- WHAT YOU SHOULD DO:
Look through the records, and wherever the string "flip" turns up, copy out that line.

- AVAILABLE DATA:
★ ★ ★ ★ ★

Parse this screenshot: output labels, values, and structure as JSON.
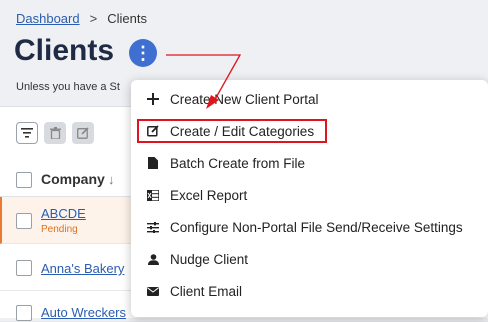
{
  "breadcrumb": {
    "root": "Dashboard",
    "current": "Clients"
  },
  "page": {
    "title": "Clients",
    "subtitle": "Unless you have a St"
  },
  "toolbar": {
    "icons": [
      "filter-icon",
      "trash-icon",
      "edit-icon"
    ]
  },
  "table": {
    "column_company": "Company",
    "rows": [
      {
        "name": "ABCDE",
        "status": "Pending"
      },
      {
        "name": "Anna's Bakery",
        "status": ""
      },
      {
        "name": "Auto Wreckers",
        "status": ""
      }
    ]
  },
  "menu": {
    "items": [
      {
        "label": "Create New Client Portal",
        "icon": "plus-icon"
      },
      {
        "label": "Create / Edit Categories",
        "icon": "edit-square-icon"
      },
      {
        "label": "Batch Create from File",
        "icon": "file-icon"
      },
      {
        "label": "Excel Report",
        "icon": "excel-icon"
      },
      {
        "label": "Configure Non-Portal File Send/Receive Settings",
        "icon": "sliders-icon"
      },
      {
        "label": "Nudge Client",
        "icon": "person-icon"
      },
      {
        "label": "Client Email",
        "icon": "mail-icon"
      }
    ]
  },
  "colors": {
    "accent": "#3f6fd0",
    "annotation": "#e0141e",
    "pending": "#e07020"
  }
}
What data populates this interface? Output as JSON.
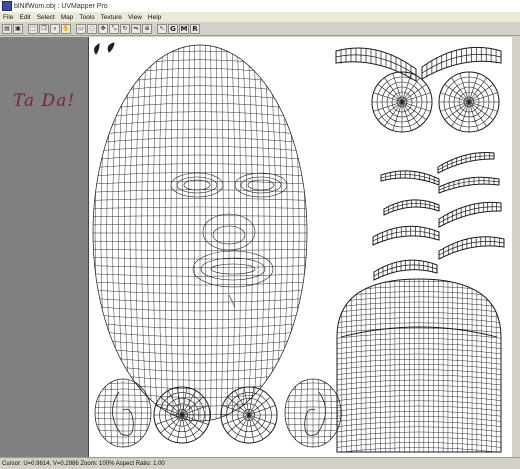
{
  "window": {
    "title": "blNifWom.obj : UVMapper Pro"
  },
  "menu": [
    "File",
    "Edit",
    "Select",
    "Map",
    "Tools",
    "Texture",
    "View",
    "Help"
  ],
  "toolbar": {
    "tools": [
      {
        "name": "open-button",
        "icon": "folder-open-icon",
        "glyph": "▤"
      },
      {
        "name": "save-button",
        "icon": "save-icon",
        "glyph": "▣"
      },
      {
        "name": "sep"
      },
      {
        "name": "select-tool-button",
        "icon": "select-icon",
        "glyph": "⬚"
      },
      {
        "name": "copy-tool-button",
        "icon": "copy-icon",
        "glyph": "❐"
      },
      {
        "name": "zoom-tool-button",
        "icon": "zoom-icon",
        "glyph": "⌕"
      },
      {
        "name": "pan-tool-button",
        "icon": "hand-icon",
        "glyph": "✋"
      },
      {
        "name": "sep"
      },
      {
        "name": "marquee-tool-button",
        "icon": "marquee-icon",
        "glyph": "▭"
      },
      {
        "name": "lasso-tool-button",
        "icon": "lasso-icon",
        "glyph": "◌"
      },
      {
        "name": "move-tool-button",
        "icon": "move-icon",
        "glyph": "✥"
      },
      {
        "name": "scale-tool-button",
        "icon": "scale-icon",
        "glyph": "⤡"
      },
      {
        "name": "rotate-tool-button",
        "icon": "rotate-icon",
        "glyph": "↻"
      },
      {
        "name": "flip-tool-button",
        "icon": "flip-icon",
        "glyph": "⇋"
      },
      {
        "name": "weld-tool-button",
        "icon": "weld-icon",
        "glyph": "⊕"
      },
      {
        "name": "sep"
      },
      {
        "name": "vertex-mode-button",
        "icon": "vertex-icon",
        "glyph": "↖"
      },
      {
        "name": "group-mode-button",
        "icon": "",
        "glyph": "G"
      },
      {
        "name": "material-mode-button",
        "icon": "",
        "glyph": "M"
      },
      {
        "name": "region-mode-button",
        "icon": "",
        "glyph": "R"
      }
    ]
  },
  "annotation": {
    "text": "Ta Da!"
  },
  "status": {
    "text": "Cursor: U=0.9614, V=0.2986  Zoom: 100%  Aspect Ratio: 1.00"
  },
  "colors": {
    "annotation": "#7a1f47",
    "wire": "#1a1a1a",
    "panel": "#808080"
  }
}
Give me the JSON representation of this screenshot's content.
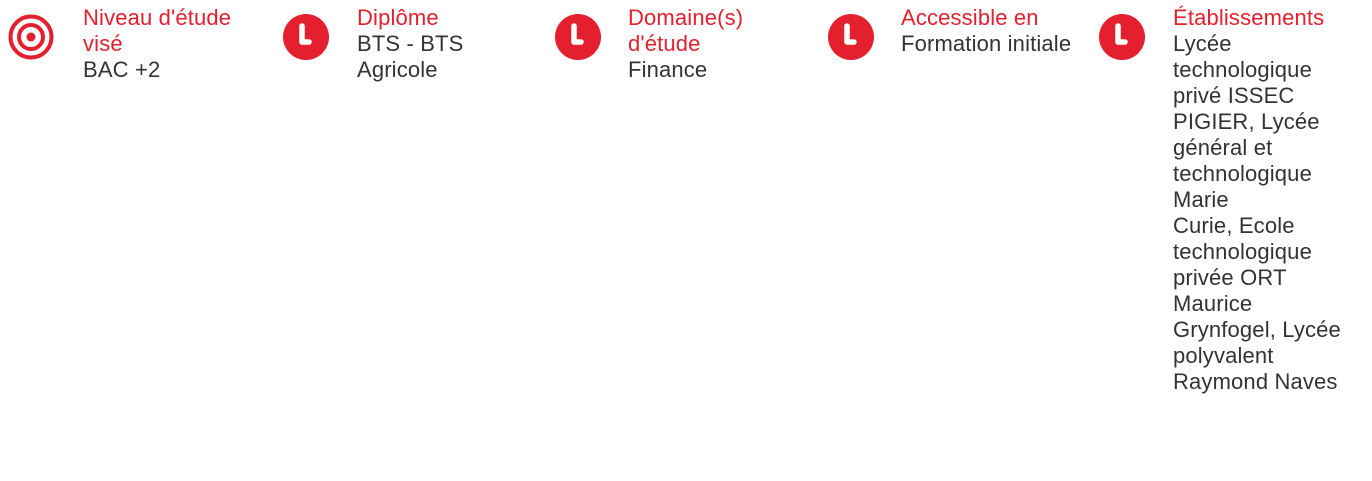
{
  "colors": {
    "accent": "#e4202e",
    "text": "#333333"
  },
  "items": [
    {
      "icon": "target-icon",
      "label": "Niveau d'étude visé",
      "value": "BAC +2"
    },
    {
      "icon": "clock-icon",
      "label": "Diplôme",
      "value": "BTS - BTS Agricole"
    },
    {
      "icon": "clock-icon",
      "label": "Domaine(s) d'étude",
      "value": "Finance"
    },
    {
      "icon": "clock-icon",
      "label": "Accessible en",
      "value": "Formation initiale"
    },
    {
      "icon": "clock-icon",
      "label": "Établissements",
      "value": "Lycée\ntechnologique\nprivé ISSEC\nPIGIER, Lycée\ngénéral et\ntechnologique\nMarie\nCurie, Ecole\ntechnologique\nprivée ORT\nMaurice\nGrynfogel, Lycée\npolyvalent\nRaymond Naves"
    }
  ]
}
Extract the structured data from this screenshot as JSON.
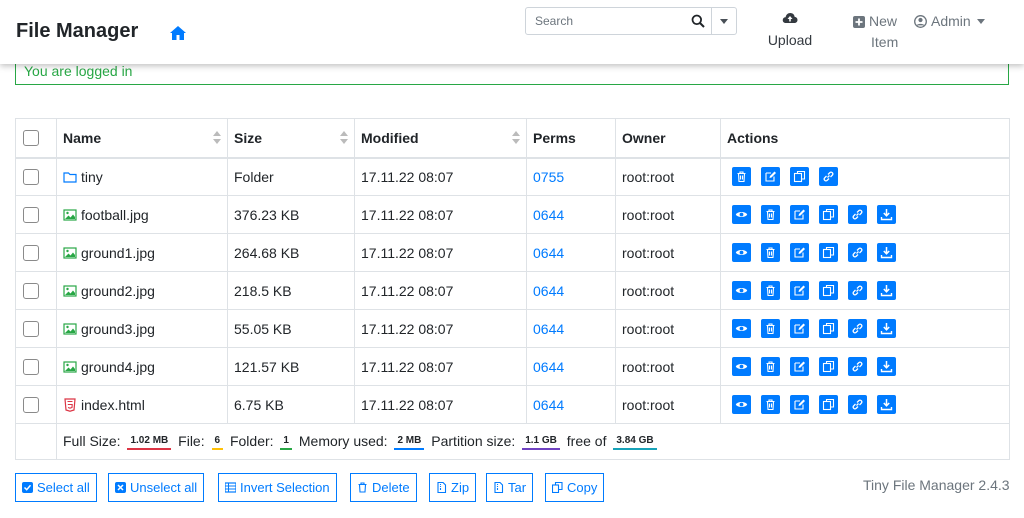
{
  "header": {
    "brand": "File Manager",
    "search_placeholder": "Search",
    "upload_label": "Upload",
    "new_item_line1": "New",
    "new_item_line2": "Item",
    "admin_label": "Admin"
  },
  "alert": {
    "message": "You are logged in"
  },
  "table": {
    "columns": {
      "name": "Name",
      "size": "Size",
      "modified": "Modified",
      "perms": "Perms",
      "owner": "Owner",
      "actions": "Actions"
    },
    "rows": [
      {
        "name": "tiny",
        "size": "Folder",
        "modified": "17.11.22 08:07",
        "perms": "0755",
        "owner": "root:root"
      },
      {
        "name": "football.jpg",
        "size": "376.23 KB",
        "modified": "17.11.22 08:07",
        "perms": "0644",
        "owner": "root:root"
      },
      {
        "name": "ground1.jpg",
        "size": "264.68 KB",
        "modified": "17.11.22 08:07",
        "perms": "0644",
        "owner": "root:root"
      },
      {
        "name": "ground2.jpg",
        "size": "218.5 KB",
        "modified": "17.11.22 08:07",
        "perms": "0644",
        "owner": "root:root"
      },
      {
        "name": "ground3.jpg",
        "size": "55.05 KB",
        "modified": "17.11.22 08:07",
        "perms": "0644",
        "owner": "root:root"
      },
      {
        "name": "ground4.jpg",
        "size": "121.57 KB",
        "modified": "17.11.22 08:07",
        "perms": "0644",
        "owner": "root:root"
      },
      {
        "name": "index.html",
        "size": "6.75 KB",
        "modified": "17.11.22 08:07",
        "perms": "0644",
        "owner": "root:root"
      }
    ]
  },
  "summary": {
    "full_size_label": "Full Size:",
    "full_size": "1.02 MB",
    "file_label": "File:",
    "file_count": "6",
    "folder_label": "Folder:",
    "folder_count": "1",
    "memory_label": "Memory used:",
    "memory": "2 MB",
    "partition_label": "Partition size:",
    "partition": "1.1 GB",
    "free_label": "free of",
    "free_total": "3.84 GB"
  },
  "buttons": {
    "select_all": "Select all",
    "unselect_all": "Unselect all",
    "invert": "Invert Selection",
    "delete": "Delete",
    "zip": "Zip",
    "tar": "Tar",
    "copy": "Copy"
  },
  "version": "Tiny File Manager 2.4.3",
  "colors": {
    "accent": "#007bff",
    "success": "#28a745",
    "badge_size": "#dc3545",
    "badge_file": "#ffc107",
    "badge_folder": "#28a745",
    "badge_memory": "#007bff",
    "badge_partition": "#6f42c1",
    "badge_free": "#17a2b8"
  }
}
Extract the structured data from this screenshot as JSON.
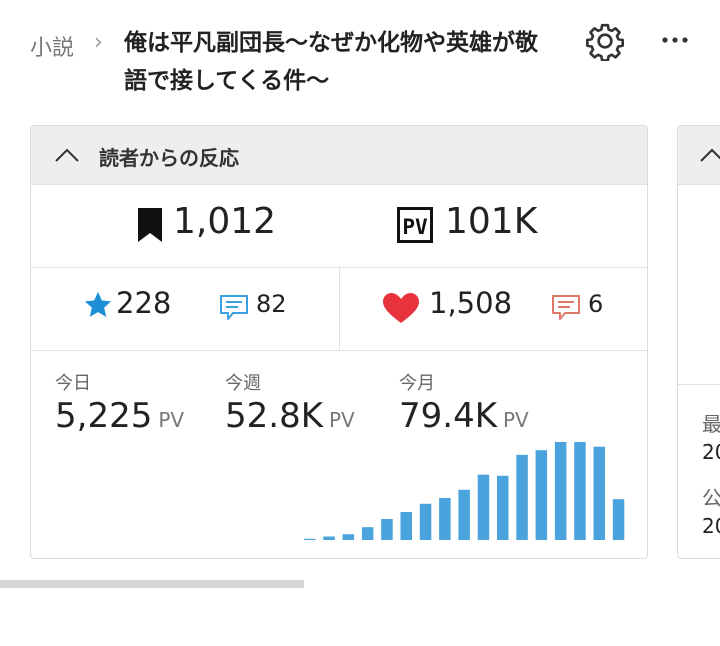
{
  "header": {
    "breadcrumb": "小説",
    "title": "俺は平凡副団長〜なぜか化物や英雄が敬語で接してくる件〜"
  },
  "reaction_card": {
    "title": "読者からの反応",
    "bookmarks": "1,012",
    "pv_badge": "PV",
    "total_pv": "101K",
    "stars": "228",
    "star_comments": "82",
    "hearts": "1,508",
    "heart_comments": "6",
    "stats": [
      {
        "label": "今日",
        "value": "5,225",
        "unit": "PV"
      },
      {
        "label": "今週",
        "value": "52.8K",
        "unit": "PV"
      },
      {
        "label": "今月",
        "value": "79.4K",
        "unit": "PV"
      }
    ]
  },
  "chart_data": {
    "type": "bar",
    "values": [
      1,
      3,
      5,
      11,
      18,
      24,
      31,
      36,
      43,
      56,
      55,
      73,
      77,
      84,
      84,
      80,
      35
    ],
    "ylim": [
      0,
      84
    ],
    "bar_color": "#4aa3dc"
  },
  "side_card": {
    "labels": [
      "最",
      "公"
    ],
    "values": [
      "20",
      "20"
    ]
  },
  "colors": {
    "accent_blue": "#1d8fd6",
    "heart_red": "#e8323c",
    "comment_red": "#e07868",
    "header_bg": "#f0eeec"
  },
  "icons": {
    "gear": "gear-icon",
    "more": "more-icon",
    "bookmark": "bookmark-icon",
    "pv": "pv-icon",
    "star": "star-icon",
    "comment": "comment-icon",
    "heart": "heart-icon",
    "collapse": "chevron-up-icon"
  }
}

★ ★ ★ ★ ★

- WRITTEN ANSWER:
        "name": "flip-tool-button",
        "icon": "flip-icon",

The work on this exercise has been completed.